*App and web page records*.

* * * * *

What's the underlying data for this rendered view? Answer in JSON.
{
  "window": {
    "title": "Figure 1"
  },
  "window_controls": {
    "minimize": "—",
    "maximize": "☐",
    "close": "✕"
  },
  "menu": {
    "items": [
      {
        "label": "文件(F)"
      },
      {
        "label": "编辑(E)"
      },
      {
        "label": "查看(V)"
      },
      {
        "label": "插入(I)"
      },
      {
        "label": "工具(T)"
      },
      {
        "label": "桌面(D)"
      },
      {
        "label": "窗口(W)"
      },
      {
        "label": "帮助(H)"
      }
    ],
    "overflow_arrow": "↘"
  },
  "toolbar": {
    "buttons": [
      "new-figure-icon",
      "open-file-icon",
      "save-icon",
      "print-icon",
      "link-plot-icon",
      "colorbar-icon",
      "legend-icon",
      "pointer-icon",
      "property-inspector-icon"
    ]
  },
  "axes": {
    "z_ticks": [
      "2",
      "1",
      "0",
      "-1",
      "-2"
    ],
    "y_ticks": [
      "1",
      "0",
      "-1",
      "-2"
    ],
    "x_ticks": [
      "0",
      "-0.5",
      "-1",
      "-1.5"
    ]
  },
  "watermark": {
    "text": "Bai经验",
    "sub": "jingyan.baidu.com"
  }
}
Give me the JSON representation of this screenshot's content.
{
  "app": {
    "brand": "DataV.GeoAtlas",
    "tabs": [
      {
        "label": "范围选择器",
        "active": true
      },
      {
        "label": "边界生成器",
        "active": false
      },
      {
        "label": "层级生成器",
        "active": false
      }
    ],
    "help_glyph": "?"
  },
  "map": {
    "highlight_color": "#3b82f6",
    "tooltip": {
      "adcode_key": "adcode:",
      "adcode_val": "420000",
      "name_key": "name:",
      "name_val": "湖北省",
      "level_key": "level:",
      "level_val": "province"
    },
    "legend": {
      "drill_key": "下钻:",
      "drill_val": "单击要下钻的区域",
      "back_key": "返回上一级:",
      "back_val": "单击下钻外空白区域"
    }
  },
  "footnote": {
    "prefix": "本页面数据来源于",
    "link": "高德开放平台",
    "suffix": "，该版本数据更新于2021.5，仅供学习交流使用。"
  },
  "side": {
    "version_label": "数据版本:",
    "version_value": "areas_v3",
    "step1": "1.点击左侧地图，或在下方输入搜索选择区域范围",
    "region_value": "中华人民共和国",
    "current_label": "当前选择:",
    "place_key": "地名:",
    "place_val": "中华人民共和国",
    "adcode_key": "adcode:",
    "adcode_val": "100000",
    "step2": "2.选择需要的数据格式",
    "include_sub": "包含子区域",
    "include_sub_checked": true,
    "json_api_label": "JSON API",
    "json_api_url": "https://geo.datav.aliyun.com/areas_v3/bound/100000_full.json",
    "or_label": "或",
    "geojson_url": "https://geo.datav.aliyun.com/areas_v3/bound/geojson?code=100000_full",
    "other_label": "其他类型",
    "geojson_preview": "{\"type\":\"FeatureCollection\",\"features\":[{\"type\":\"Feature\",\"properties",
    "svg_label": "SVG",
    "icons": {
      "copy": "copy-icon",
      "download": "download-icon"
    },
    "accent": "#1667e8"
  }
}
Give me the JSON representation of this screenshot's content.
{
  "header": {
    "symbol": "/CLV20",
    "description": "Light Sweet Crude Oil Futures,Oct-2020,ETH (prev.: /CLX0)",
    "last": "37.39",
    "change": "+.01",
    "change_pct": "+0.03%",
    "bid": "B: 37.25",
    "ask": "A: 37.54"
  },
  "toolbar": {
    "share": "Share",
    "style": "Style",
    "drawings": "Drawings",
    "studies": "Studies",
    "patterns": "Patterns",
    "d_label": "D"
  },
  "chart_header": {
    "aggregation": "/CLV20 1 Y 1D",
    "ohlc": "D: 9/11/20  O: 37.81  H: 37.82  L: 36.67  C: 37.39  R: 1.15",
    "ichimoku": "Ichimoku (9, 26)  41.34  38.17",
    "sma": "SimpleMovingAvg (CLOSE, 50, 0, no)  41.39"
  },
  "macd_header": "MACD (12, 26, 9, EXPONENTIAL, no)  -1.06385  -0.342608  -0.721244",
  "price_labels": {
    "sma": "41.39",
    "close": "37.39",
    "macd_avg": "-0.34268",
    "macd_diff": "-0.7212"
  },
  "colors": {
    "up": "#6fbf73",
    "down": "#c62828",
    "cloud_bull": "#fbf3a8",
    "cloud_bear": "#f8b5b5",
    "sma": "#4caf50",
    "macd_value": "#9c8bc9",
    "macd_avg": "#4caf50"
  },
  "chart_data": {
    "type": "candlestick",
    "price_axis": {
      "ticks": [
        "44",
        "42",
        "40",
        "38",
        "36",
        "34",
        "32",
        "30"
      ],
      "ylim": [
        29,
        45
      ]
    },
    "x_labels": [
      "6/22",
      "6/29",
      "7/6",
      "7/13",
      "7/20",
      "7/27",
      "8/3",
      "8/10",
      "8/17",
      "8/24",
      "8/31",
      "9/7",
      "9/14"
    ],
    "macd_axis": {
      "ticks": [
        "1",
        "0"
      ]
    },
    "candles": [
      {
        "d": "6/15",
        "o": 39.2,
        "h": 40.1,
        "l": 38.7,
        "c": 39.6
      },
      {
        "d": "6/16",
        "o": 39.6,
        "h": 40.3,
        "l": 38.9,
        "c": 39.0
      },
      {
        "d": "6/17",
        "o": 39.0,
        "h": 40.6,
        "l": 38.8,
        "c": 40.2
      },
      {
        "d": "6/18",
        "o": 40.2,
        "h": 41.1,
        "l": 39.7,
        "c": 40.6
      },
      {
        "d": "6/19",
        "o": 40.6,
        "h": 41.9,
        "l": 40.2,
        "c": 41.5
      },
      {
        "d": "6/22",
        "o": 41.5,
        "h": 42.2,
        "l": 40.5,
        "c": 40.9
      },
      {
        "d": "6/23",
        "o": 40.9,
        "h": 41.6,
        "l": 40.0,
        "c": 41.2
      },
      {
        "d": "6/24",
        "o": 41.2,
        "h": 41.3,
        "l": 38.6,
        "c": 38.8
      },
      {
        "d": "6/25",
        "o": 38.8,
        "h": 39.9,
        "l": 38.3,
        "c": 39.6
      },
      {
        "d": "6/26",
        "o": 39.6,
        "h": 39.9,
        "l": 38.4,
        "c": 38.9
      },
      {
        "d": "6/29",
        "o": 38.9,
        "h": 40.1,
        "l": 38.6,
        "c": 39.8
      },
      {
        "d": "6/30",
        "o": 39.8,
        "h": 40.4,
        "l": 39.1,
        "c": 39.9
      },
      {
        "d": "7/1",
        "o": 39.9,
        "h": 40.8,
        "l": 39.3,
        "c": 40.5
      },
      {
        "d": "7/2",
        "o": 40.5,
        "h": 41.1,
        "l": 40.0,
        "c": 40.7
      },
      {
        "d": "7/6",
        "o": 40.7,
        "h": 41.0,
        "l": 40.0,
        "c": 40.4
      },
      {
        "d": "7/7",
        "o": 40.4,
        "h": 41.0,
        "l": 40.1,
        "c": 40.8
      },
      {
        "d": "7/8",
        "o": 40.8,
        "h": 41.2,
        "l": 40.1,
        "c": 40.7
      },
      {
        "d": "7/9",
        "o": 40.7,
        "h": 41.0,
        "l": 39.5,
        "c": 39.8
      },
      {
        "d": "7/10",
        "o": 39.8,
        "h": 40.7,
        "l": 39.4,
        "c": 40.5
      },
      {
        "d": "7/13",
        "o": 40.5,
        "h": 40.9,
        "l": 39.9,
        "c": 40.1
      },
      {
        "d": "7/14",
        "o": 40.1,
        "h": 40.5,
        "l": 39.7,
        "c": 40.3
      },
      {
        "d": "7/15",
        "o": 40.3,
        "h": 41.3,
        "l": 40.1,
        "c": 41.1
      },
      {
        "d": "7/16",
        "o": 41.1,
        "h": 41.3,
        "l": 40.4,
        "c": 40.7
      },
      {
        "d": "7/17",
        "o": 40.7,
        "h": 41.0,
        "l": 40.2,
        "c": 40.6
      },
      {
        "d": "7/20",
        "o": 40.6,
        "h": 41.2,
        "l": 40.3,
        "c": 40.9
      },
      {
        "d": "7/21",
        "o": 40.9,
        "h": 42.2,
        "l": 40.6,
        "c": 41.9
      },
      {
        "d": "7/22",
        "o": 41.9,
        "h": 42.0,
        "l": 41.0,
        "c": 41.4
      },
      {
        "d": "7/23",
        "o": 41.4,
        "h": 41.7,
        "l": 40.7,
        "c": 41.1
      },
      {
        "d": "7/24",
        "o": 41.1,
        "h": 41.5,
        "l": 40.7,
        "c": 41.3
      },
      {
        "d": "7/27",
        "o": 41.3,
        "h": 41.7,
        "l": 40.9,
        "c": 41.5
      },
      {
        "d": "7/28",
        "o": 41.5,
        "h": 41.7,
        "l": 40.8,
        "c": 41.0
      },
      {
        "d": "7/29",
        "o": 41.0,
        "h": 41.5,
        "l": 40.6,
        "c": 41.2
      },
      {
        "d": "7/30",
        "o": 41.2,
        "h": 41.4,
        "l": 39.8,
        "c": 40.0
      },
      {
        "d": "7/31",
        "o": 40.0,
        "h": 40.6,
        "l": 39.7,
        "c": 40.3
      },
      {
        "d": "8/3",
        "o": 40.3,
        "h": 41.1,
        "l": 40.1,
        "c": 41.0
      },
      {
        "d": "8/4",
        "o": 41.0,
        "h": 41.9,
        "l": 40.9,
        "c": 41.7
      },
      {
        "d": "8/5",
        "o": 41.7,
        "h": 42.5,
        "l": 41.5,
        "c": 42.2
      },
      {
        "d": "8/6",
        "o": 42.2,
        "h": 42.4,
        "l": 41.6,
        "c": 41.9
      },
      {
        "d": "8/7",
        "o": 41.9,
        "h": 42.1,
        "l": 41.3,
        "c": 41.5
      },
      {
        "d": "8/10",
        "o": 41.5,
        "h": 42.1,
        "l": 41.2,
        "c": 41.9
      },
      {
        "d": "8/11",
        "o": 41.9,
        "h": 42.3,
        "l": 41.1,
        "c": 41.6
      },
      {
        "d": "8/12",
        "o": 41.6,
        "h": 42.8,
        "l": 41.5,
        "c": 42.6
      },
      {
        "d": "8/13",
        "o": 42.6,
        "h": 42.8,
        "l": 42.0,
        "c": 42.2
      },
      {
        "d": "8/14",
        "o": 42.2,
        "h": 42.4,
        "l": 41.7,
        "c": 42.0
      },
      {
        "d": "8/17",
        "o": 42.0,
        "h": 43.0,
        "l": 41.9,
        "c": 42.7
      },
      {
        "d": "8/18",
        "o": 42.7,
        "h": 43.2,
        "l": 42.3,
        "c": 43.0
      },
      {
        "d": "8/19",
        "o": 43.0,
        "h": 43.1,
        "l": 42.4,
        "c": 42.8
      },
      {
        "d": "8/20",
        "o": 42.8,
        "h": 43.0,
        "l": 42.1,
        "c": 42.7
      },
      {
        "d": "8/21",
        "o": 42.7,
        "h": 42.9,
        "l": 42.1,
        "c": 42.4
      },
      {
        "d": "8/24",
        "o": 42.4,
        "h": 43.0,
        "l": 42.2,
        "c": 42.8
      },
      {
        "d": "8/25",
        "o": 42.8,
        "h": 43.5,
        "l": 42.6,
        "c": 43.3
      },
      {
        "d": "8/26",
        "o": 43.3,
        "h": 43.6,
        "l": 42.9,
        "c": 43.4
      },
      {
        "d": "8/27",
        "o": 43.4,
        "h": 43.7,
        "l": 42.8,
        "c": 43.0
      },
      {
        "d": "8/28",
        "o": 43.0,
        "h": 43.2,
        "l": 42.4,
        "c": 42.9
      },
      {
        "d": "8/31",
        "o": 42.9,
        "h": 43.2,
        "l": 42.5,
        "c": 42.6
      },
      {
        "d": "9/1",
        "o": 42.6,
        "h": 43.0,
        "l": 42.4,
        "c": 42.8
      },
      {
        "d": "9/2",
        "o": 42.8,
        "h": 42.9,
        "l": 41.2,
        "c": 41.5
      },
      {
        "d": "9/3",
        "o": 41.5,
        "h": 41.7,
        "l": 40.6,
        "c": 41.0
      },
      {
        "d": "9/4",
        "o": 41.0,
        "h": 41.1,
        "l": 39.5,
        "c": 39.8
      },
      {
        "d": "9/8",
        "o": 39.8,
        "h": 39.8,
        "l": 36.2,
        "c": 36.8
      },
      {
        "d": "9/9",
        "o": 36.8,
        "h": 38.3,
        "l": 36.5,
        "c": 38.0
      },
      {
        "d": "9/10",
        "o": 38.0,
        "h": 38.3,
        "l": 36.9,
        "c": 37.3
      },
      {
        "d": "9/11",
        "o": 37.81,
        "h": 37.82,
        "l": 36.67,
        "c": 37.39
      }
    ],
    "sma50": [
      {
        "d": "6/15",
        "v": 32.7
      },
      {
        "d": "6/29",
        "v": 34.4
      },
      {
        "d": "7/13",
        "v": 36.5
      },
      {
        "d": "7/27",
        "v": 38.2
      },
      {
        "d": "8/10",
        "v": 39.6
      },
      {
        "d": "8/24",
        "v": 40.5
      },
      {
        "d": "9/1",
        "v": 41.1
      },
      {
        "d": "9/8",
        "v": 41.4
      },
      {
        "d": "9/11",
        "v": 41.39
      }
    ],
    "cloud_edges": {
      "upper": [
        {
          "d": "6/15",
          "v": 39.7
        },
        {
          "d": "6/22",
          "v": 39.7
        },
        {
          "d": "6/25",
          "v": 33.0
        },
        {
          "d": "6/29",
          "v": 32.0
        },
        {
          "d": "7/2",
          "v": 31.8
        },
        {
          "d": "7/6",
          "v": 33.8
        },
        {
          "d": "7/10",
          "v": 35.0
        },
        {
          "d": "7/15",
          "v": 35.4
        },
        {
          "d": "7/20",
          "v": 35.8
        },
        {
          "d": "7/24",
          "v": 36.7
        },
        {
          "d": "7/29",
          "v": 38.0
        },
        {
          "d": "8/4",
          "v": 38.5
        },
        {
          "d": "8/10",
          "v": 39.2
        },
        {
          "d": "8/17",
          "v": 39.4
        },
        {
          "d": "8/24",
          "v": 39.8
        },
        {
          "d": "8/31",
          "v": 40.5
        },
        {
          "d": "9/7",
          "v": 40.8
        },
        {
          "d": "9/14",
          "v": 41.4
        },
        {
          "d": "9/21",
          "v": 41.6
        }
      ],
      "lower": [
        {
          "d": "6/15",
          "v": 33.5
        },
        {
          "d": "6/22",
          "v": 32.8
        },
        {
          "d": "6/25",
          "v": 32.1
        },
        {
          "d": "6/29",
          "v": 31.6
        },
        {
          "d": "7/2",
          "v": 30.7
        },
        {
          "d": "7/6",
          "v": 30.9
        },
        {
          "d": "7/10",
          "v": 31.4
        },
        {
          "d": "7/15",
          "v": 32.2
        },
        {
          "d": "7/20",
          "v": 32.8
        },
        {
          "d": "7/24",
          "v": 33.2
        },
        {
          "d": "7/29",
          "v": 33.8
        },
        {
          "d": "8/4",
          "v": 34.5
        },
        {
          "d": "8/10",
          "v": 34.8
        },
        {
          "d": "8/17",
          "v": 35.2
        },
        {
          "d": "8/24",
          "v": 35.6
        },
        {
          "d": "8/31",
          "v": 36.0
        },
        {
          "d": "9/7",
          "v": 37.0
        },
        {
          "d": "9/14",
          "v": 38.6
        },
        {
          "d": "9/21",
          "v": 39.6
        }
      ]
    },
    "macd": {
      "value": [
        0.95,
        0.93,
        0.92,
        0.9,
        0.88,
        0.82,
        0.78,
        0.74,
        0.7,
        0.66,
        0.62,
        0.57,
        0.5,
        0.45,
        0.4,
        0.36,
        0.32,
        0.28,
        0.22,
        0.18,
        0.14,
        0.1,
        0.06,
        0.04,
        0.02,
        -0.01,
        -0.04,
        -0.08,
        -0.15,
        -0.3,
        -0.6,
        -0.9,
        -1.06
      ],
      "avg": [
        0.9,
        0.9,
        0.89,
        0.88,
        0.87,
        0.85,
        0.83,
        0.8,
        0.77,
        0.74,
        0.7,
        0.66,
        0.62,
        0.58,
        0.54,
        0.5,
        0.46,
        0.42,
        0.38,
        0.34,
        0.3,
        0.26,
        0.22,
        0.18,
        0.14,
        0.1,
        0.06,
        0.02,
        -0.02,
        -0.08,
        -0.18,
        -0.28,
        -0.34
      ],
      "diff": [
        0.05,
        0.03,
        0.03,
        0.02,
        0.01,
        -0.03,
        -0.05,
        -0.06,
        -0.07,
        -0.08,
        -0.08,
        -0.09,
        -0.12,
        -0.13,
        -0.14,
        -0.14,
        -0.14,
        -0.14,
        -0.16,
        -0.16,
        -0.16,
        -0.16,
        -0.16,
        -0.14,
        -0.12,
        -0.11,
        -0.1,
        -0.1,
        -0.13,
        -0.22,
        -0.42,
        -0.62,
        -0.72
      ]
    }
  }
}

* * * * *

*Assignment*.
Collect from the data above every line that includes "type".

*Problem solution*.
    "geojson_preview": "{\"type\":\"FeatureCollection\",\"features\":[{\"type\":\"Feature\",\"properties",
    "type": "candlestick",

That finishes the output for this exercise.